Turtle Island’s Voodoo Children. Photograph by Jay Blakesberg
In just two years, Jimi Hendrix recorded three studio albums that turned rock-and-roll on its ear and made an icon out of a man who was just in his mid-twenties. With 1967’s Are You Experienced and Axis: Bold as Love, Hendrix created the archetypal guitar god, in whose path every subsequent axe slinger would follow. And in 1968, he recorded what was meant to be his magnum opus but turned out to be his swan song. Though somewhat uneven, Electric Ladyland showcased the true breadth of Hendrix’s talents and gave his devotees a hint of what might have come, if not for the overdose that killed him in 1970.
Though Hendrix’s career and life were tragically short, his music still resonates 40 years after his death. This Friday’s concert at the Mansion at Strathmore featuring the Turtle Island String Quartet illustrates the true extent of Hendrix’s influence. The group is performing in support of its latest release, Have you Ever Been . . . ?, which puts many of Hendrix’s classic songs into an entirely new context.
The project is the brainchild of David Balakrishnan, Turtle Island’s founding member. “I actually got to see Hendrix play live in LA when I was 15,” says Balakrishnan. “He had a huge impact on me.”

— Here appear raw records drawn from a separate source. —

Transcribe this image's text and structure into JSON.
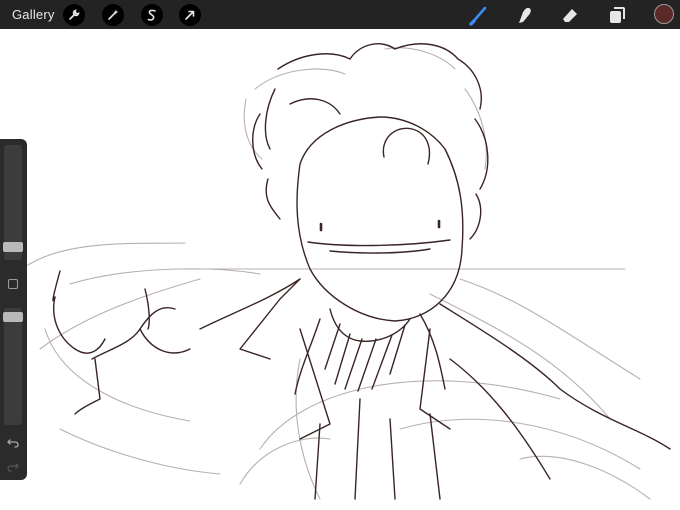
{
  "toolbar": {
    "gallery_label": "Gallery",
    "actions_icon": "wrench-icon",
    "adjustments_icon": "magic-wand-icon",
    "selection_icon": "selection-s-icon",
    "transform_icon": "arrow-cursor-icon",
    "brush_icon": "brush-icon",
    "smudge_icon": "smudge-finger-icon",
    "eraser_icon": "eraser-icon",
    "layers_icon": "layers-icon",
    "active_color": "#5a2a28",
    "brush_active_color": "#3b8cf0"
  },
  "sidebar": {
    "brush_size_level": 0.38,
    "opacity_level": 0.07,
    "undo_icon": "undo-icon",
    "redo_icon": "redo-icon"
  },
  "canvas": {
    "background": "#ffffff",
    "ink_color": "#3a2424",
    "sketch_color": "#b8b0b0"
  }
}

Balakrishnan formed Turtle Island in 1985 as a vehicle for the music he was composing while in graduate school at Antioch University West. The current lineup consists of Balakrishnan and Mads Tolling on violin, Jeremy Kittel on viola, and Mark Summer on cello. As Hendrix did with rock music, Turtle Island has turned the notion of a classical string quartet on its ear. In 2007, the quartet reinterpreted saxophonist John Coltrane’s masterpiece A Love Supreme. The ensemble has also delved into Brazilian music and has collaborated with musicians as diverse as Latin jazz legend Paquito D’Rivera, the late Billy Taylor, and a host of others. Through all its success, Turtle Island has retained its basic aesthetic, which is to respect the foundational tenets of classical music while adding contemporary and spontaneous elements.
“From early on, I wanted to write string quartet music for people like me, who were trained in classical music but could also improvise,” Balakrishnan explains. “When you improvise, you’re actually using a different part of your brain.”
Electric Ladyland proved to be a good starting point for Turtle Island to explore Hendrix’s music, largely because of the way the album was recorded. His previous work was mostly based on the basic power trio format. On Ladyland, he began to utilize overdubbing to a greater extent, creating a layered and textured sound that translated well to a string quartet format. Turtle Island created arrangements of classic tracks like “All Along the Watchtower,” “Gypsy Eyes,” and “Voodoo Child (Slight Return).” In addition, the group covered earlier hits such as “Little Wing” and “Hey Joe.” Have you Ever Been . . . ? also features a four-part suite composed by Balakrishnan, which will be part of Friday’s program. Balakrishnan notes that creating original music is a central component to Turtle Island’s DNA, as much as bringing in nontraditional influence.
“Turtle Island started off and remains as a place to compose original music,” he says. “All the great composers listened to all of the music around them. What we do is just the next step.”
The Turtle Island String Quartet performs at 7:30 and 9:30 PM on Friday, November 18, at the Mansion at Strathmore. Tickets ($30) are available through Strathmore’s Web site.